"We didn't rush it and I had the best season of my career," he said Wednesday at the Philadelphia Phillies' spring training facility.
The focus on his health deflects attention from the damage to his psyche caused by a major league-leading 11 blown saves last season, not including Game 4 of the World Series against the New York Yankees, when he gave up that slap single to Johnny Damon(notes), and a stolen base became two stolen bases, and then he hit Mark Teixeira(notes). Then he gave up that run-scoring double to Alex Rodriguez(notes) and finally a two-run single to Jorge Posada(notes).
Repair? Call it a total loss. But Lidge is a master at convincing himself everything is rosy. Problem is the same outlook that resulted in his 2008 invincibility thrust him headlong into harm's way a year later. Turns out, he said, he was never right last season because of the knee. He tweaked his mechanics. He tipped his pitches. He couldn't hold runners close.
"You try to convince yourself that you're not 100 percent but you're fine, [that] you'll be able to go out there and get results as normal," Lidge said. "It's not about trying to trick people as much as convincing yourself. If you can't sell it to yourself, there's no reason to go out there.
"I think the biggest thing is I was trying to convince myself I could get it done the same way and I felt I could do it, but I wasn't the same guy last year."
As understatements go, that's top quality. But Lidge is done dwelling on it. A closer must have the short-term memory of a cornerback. The cleanup of the knee and the elbow give Lidge something else to talk about.
"The good thing is my arm and knee both feel good, and it's my goal to catch up and be ready," Lidge said. "We can look at '08 as a model."
Lidge said he is two weeks behind his usual pace, but closers are notorious for not doing much in February and answering the bell on opening day. It's not as if he needs to build the stamina to throw 100 pitches.
The more pressing question for manager Charlie Manuel – by the way, a svelte Charlie Manuel, the big guy having dropped more than 50 pounds since October – is this: Can he count on Lidge to be his closer?
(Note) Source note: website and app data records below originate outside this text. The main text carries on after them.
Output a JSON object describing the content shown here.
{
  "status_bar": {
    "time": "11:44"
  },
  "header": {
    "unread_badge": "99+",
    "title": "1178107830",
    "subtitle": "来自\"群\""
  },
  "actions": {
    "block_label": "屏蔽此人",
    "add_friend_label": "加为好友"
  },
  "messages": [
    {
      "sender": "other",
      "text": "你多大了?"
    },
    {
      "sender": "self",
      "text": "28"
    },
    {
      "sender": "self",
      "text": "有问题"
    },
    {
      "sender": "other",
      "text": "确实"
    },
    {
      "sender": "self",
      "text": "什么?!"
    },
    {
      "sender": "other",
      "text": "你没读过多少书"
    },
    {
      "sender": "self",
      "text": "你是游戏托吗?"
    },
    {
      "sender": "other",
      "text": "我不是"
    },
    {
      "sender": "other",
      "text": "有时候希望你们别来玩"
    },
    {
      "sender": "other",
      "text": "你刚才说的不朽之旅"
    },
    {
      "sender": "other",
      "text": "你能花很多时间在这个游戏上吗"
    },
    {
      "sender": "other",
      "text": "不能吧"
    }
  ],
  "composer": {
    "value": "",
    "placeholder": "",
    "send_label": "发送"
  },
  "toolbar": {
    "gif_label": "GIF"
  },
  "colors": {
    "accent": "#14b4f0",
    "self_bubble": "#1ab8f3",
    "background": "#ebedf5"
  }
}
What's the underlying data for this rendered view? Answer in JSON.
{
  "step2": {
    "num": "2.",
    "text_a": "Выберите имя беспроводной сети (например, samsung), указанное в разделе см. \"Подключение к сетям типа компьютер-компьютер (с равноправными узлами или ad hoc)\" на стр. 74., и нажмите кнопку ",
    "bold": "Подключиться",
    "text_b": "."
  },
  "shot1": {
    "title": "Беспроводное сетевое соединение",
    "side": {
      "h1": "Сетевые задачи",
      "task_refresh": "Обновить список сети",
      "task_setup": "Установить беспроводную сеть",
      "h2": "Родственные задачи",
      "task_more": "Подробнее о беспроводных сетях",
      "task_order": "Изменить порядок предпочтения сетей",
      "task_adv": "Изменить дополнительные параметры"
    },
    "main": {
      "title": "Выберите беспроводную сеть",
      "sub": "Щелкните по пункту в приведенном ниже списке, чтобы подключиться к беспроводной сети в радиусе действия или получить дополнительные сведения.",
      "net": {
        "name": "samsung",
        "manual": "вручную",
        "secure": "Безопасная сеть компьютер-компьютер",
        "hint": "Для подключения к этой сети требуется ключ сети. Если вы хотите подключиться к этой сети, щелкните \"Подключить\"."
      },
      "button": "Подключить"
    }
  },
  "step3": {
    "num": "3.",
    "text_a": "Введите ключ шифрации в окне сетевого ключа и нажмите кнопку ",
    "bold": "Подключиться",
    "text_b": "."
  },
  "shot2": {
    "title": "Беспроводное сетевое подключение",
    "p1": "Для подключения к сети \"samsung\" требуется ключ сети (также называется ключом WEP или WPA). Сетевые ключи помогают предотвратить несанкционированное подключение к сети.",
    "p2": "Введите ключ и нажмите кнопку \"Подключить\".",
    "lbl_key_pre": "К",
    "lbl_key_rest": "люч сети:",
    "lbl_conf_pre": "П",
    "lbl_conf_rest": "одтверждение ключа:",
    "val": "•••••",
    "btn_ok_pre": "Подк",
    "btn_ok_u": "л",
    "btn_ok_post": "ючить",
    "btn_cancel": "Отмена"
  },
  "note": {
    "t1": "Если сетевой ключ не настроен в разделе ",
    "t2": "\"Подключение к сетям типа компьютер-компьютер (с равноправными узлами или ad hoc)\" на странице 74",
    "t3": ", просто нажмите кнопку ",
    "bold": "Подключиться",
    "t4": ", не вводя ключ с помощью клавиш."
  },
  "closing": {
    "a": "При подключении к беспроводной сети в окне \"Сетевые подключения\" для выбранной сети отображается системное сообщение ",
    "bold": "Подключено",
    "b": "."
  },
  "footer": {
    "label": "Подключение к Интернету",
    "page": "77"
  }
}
Set-up reliever Ryan Madson(notes) has the pitches but perhaps not the stomach for the job. Danys Baez(notes), signed to a two-year deal, was an effective closer … in 2005. It's Lidge's job: The 48 saves are too fresh in everyone's mind for Manuel to give up on him quite yet.
As for 2009, well, spring is for forgetting. And repair.
"I'm going to burn my '09 shirts and we'll get this over with and move forward," he said.
• From Orlando: The Atlanta Braves were one MRI result from slapping their collective foreheads and ruing the trade that sent starter Javier Vazquez(notes) to the New York Yankees. Actually, they may yet rue that deal since they didn't get enough in return, but the MRI on starter Jair Jurrjens'(notes) shoulder found no structural damage, just anterior shoulder inflammation.
Jurrjens, who complained of soreness after pitching an exhibition in his native Curacao, will rest a week then begin a throwing program. A healthy Jurrjens is crucial to the Braves, who might have the best rotation in the National League. He was 14-10 with a 2.60 ERA last season.
• From Ft. Myers: This is so much more preferable. Daisuke Matsuzaka(notes) has a mild back strain and isn't going to throw for a few days. Not because he is out of shape and concealed an injury suffered from pitching in the World Baseball Classic. No, that was last year. This time the Japanese right-hander hurt himself during a rigorous offseason workout at the Athletes' Performance Institute in Arizona.
"I know he's worked really hard this winter to make up for last year and come out and have a big season," GM Theo Epstein said. "That's what we're all hoping for him. We want to slow this thing down so we don't turn something small into something big. Last year, he never really was able to get into condition to pitch in part because of the way things went early in spring. We want to make sure we avoid a repeat of that."